(Beginning of Supplied records)

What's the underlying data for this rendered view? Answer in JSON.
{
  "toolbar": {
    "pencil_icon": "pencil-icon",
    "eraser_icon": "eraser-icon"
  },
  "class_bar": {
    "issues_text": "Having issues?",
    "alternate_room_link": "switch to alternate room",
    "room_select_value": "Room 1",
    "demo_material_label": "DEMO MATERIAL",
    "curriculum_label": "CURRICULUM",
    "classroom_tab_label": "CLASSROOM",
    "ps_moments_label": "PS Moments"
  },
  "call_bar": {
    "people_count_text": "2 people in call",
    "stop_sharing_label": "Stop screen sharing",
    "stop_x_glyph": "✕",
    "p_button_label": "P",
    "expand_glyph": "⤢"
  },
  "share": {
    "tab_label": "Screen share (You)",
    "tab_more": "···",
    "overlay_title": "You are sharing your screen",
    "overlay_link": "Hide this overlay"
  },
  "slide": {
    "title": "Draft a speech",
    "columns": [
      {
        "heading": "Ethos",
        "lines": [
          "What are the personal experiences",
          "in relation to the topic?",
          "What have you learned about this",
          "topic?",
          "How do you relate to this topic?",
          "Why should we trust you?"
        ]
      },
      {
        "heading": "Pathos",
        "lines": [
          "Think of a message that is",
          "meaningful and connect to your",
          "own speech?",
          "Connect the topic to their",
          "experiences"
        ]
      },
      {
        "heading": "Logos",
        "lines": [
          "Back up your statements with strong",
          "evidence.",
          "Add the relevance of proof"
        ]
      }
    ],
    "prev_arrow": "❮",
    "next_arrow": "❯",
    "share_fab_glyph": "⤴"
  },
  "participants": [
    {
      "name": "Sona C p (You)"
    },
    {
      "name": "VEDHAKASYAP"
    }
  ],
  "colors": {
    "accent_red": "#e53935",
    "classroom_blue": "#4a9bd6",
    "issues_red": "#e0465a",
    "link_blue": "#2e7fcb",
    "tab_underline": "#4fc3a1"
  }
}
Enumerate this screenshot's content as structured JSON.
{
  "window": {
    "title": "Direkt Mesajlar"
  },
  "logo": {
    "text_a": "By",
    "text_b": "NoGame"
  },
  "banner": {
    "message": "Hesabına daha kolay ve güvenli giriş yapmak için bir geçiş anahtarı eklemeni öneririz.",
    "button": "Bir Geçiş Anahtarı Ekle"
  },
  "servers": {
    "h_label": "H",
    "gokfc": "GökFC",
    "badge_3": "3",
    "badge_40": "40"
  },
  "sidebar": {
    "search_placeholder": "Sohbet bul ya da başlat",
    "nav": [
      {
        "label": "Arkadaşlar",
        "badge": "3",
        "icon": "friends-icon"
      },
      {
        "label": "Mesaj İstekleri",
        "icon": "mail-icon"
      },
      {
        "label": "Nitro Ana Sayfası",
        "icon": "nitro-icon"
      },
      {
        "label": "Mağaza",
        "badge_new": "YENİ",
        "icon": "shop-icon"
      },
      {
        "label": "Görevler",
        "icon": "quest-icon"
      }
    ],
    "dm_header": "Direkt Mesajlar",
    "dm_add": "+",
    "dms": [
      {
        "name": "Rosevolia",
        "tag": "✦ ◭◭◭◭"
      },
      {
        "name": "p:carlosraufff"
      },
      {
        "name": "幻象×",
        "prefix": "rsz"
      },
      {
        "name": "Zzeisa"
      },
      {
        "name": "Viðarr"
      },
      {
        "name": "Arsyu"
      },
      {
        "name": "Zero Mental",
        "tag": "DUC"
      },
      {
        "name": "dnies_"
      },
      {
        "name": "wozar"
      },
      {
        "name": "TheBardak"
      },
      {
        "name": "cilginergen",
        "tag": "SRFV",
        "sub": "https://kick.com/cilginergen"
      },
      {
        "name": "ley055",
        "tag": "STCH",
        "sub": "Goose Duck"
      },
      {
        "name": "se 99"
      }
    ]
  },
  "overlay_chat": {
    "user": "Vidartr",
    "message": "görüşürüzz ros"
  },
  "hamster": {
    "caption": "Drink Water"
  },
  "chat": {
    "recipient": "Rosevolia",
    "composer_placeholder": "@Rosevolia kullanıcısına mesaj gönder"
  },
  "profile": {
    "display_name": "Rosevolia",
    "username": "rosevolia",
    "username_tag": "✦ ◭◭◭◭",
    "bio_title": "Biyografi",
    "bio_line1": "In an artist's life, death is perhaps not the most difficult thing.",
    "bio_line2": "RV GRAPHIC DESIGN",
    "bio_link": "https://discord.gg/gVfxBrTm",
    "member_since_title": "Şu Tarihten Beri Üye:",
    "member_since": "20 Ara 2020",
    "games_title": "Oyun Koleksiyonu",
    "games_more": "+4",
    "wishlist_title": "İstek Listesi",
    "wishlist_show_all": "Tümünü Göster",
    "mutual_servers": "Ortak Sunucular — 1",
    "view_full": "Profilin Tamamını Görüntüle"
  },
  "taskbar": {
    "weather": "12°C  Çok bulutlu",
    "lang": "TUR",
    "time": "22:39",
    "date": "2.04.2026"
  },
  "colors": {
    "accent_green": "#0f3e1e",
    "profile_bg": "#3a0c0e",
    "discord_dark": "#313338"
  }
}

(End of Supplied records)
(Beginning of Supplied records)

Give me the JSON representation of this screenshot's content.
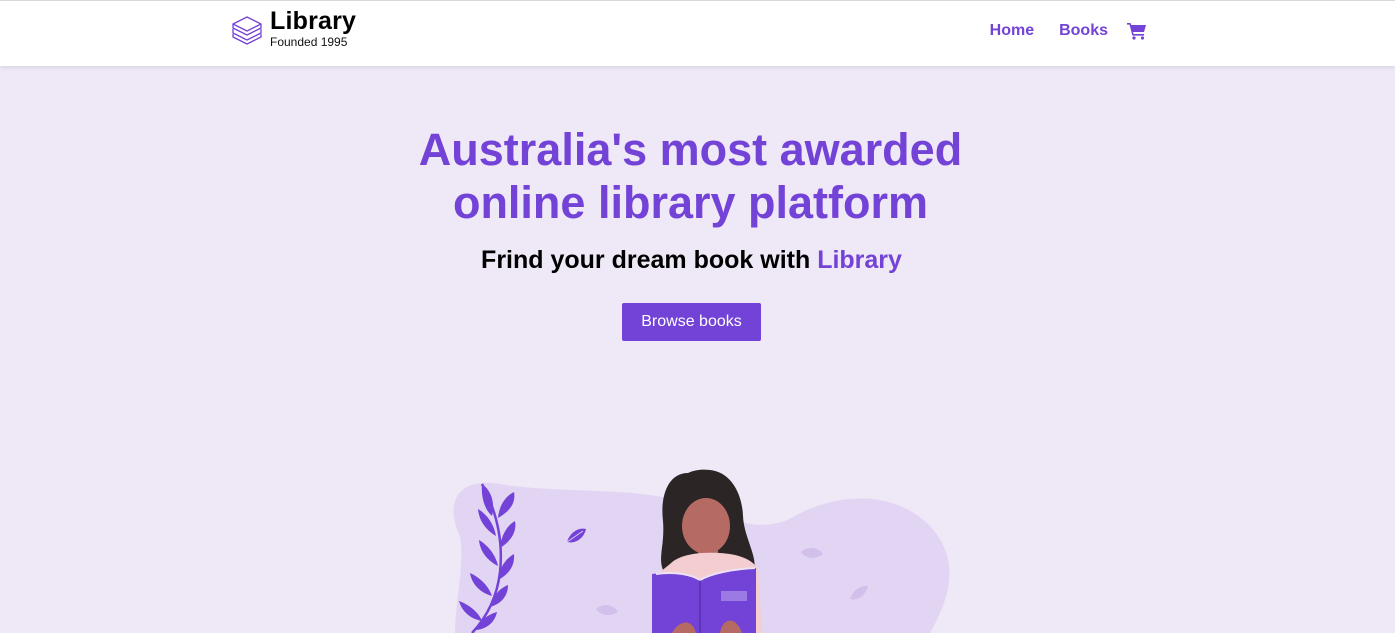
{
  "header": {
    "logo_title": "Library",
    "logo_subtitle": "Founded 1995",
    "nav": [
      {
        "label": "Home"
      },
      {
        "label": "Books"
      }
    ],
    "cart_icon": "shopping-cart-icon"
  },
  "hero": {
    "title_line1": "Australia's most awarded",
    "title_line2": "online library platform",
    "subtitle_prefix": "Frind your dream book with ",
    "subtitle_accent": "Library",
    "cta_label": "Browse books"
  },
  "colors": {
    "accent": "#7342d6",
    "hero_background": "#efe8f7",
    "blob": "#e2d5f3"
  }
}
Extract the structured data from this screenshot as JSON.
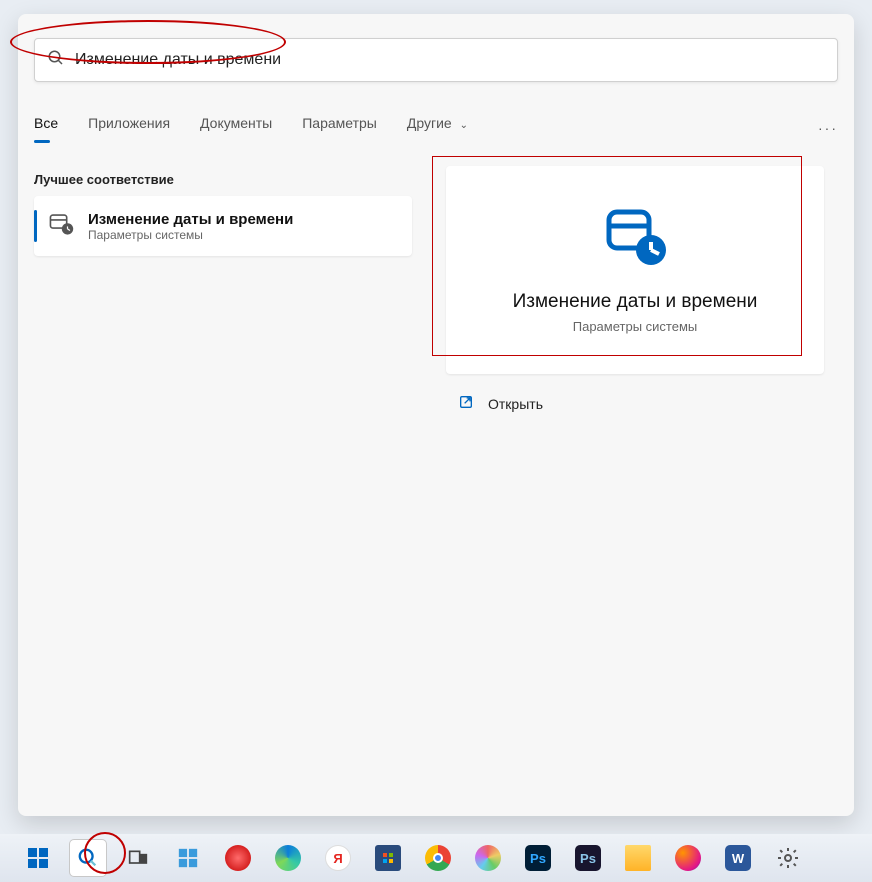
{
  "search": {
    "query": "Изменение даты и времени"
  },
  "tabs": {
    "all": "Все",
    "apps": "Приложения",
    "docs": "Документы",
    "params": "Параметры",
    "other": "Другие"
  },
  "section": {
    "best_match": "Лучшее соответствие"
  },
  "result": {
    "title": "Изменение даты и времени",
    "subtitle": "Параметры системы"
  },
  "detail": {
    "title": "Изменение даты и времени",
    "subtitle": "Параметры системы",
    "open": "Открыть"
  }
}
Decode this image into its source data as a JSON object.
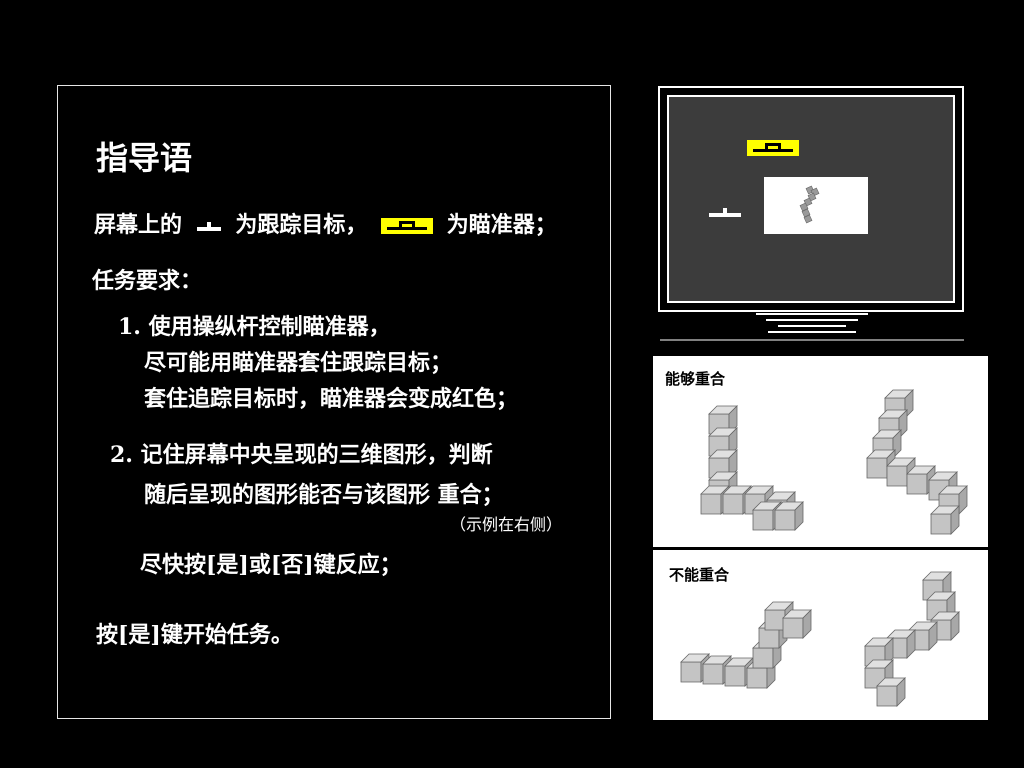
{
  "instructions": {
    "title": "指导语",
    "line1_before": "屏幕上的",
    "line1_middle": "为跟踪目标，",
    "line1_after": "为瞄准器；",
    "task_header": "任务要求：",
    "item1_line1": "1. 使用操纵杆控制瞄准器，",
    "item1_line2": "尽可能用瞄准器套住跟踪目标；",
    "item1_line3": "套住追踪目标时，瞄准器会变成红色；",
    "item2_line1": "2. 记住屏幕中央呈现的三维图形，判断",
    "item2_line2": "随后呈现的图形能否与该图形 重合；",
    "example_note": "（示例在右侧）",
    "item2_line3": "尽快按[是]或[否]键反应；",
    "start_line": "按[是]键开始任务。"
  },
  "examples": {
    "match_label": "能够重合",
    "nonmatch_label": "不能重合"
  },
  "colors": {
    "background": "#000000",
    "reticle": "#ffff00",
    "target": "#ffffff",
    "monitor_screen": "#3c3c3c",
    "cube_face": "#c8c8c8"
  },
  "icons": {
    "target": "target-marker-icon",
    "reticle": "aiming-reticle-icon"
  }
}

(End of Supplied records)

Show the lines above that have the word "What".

> **Completed exercise**:
What's the underlying data for this rendered view? Answer in JSON.
          "What are the personal experiences",
          "What have you learned about this",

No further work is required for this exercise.